=== Begin Enclosure ===

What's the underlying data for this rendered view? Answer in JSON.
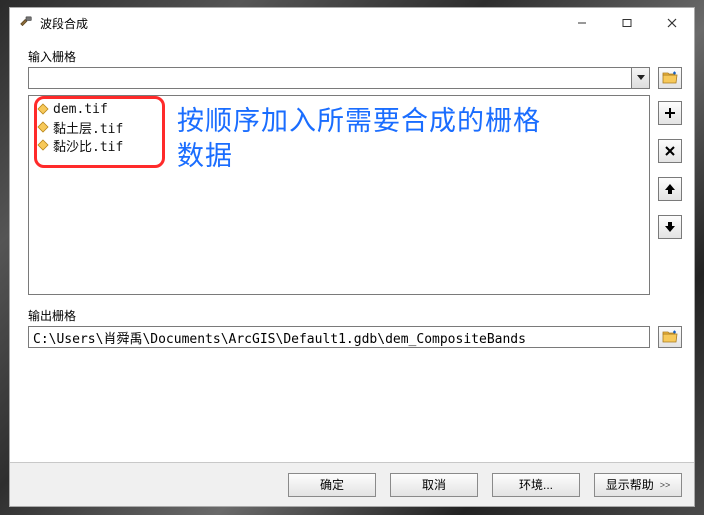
{
  "window": {
    "title": "波段合成"
  },
  "input_section": {
    "label": "输入栅格",
    "combo_value": ""
  },
  "list": {
    "items": [
      {
        "label": "dem.tif"
      },
      {
        "label": "黏土层.tif"
      },
      {
        "label": "黏沙比.tif"
      }
    ]
  },
  "annotation": {
    "text_line1": "按顺序加入所需要合成的栅格",
    "text_line2": "数据"
  },
  "output_section": {
    "label": "输出栅格",
    "value": "C:\\Users\\肖舜禹\\Documents\\ArcGIS\\Default1.gdb\\dem_CompositeBands"
  },
  "buttons": {
    "ok": "确定",
    "cancel": "取消",
    "env": "环境...",
    "help": "显示帮助",
    "help_chev": ">>"
  }
}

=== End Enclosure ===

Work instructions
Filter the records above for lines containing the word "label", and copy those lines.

Result of this exercise
    "label": "输入栅格",
        "label": "dem.tif"
        "label": "黏土层.tif"
        "label": "黏沙比.tif"
    "label": "输出栅格",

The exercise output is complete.